- [TASK DATA]:
BEGIN

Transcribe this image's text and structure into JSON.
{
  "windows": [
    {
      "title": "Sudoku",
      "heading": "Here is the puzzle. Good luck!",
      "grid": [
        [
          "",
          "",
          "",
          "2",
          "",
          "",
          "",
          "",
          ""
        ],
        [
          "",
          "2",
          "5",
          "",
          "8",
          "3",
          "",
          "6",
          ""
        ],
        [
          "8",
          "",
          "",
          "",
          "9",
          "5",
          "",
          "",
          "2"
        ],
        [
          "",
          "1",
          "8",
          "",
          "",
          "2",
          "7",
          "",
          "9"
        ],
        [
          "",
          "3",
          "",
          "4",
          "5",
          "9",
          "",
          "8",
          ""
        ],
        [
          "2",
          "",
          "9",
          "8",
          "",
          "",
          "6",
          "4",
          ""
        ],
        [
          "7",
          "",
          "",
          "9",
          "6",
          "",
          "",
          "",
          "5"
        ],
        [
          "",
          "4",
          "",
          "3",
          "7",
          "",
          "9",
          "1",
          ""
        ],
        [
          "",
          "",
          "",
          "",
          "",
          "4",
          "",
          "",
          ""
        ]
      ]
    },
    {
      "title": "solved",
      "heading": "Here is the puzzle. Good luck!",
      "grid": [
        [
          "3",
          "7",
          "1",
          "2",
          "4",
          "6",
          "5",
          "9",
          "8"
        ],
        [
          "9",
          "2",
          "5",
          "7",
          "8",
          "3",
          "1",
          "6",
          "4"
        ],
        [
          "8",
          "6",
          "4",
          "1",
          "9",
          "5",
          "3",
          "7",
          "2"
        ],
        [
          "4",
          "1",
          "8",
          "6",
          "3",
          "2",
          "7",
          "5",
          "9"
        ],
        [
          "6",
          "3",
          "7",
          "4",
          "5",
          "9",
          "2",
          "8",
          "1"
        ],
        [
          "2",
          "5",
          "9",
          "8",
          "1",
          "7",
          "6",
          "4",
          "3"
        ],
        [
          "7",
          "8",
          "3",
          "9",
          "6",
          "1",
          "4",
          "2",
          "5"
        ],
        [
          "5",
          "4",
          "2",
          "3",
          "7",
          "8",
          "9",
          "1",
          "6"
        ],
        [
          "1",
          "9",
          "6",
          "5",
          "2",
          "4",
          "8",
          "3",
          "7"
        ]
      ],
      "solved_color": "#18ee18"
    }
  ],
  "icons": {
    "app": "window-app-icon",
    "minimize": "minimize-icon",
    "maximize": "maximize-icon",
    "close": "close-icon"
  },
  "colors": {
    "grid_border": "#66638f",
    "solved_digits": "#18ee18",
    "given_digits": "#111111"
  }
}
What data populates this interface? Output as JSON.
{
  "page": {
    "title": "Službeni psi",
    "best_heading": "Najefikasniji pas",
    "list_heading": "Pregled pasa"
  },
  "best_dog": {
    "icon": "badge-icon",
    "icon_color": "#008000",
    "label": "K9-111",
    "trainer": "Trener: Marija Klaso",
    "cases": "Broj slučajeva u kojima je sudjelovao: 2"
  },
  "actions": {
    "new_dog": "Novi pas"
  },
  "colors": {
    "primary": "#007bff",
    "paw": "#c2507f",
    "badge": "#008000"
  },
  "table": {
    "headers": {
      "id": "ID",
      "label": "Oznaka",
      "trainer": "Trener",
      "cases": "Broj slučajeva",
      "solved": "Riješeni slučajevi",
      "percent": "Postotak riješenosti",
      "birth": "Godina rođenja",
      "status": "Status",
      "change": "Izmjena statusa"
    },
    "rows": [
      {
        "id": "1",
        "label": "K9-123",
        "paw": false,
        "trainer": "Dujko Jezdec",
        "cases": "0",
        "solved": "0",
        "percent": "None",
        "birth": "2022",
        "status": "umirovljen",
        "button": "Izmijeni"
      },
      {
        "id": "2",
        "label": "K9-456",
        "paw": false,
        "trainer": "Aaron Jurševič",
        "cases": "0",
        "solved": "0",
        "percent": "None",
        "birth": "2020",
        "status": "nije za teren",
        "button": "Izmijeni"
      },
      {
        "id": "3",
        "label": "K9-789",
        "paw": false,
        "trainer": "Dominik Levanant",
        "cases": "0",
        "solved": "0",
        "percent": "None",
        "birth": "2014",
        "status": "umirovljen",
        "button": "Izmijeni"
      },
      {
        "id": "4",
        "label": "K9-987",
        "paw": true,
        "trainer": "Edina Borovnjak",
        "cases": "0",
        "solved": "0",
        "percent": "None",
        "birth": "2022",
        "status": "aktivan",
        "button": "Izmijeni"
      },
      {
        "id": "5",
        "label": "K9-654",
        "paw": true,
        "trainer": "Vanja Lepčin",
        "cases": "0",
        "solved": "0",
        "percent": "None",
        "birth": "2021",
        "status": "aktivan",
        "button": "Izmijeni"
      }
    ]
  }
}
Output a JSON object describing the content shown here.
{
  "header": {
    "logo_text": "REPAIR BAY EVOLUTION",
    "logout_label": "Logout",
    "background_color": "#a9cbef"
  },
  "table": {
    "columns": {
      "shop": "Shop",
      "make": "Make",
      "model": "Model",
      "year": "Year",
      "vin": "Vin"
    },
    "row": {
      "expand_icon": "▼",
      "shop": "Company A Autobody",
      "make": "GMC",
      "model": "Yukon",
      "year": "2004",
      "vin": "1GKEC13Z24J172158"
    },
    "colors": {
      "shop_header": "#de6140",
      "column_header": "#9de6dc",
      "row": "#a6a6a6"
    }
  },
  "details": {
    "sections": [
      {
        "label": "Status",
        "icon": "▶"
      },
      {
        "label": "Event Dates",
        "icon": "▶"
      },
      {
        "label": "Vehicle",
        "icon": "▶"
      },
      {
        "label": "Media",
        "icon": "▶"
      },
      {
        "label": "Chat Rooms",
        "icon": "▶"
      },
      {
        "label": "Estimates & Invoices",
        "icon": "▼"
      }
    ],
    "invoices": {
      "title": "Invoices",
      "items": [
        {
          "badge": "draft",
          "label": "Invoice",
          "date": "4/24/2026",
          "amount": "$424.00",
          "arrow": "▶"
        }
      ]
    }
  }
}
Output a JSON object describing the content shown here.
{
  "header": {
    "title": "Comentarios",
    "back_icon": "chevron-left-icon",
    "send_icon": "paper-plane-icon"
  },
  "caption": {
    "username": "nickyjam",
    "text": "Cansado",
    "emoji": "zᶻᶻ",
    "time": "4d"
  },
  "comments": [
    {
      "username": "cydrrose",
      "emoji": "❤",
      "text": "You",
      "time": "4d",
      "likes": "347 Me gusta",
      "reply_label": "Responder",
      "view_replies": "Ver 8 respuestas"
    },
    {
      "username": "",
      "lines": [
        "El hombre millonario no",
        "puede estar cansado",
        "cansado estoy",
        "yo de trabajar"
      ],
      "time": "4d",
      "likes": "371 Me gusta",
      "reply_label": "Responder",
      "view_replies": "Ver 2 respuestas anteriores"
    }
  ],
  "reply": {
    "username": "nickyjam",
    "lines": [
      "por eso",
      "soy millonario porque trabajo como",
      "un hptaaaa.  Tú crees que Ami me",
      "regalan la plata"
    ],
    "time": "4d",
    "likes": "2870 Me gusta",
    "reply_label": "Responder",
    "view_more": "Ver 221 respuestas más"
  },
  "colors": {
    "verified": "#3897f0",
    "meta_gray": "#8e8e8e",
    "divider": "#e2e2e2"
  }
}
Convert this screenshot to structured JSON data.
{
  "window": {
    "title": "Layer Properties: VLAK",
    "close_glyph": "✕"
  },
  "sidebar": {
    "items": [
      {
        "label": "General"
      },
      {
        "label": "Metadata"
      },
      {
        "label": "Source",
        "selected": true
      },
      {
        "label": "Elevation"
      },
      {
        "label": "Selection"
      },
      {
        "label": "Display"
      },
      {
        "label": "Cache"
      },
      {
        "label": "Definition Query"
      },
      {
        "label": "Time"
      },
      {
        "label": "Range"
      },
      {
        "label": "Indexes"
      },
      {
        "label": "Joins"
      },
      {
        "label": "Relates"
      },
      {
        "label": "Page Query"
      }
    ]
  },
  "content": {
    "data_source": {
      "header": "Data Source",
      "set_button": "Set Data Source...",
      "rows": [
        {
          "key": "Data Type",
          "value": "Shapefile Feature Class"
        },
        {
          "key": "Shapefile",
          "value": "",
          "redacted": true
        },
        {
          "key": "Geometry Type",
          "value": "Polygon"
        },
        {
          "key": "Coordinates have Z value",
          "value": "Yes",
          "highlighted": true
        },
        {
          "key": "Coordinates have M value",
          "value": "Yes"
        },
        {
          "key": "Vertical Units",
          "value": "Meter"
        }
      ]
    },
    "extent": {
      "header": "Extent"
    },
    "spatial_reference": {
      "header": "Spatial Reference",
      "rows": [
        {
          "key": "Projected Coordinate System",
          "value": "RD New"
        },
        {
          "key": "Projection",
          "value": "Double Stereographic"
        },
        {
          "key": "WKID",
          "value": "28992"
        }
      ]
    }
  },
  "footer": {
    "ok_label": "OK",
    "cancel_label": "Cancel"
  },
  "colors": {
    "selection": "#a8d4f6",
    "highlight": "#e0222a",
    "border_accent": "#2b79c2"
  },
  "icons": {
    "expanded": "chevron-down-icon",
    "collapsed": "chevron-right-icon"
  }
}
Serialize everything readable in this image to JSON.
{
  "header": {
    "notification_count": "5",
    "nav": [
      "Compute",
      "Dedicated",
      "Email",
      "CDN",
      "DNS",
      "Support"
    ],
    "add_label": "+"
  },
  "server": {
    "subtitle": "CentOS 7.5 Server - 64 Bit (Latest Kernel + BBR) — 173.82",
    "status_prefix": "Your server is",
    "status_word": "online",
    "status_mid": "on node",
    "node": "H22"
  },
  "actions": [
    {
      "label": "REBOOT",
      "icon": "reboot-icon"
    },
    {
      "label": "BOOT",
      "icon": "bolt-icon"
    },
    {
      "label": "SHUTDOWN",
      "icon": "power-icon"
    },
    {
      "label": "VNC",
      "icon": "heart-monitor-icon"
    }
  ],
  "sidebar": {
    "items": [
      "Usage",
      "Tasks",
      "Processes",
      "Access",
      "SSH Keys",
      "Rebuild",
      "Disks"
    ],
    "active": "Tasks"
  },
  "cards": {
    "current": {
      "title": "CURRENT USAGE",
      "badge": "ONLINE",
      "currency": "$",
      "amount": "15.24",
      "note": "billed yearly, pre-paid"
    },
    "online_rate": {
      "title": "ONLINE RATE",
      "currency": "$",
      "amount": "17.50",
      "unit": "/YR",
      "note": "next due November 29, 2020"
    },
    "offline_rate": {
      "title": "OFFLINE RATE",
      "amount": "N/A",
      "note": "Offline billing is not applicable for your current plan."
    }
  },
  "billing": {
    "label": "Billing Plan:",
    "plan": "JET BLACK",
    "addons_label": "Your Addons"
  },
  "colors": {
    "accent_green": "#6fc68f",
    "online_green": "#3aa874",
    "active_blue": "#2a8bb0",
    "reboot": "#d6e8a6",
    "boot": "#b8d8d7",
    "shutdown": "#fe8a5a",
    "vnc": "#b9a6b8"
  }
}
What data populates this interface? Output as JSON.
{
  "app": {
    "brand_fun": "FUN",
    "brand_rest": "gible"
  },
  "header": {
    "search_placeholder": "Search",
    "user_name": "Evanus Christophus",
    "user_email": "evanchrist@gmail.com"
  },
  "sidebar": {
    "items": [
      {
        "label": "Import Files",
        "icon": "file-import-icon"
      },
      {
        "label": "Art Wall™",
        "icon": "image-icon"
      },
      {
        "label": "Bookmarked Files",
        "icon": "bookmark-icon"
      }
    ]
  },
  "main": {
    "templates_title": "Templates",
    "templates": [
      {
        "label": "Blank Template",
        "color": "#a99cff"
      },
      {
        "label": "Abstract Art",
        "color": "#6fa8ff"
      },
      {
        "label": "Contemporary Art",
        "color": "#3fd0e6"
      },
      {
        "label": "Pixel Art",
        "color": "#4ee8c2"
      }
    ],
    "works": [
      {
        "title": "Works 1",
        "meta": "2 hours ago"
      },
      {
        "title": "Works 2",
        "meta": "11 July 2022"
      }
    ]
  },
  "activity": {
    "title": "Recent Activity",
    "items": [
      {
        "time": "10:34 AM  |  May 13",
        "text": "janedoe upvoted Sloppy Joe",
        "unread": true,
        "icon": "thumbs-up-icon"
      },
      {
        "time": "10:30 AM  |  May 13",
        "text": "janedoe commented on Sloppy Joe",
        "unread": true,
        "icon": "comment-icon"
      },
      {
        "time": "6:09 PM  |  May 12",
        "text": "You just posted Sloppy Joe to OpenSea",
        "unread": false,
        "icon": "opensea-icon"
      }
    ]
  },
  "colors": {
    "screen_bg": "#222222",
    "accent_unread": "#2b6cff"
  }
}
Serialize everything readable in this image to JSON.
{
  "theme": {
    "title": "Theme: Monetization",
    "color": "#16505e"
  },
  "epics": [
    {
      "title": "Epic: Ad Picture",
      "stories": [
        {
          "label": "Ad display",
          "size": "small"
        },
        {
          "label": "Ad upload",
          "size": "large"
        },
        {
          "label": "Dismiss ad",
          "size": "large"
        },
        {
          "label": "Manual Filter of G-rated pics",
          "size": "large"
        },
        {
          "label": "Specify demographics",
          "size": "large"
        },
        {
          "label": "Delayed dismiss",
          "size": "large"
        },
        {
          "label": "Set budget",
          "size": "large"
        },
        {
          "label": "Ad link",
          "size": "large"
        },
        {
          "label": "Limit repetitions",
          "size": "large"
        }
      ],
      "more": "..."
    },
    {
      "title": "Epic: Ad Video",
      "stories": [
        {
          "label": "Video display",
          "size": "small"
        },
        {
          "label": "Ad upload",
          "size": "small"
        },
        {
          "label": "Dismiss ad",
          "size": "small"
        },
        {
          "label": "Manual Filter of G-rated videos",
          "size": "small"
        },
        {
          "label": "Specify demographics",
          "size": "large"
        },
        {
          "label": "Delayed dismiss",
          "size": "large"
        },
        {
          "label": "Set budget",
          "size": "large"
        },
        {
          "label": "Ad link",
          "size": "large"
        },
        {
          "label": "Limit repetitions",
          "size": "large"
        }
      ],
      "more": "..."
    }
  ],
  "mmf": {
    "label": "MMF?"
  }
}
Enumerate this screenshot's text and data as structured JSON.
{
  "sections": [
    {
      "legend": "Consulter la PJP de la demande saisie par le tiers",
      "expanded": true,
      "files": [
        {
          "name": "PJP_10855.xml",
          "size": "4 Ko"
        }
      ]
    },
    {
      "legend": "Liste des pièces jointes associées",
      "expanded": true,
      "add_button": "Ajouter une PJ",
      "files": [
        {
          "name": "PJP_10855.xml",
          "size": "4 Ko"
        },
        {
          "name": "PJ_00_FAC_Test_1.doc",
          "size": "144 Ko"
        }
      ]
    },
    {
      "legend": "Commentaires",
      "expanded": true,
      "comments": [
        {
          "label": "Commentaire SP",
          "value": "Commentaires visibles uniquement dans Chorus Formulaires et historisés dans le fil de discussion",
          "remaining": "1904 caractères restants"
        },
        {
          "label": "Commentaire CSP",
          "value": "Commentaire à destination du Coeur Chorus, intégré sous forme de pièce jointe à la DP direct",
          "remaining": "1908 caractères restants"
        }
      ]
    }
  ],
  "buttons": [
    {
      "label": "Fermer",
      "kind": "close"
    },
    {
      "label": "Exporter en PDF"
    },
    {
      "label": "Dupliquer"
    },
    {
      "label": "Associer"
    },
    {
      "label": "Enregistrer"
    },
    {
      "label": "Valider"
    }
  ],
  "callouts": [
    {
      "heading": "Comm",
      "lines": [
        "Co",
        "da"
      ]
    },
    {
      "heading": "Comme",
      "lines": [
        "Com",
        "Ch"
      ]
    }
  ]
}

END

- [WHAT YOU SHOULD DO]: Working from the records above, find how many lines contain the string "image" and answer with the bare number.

- [TASK ANSWER]: 4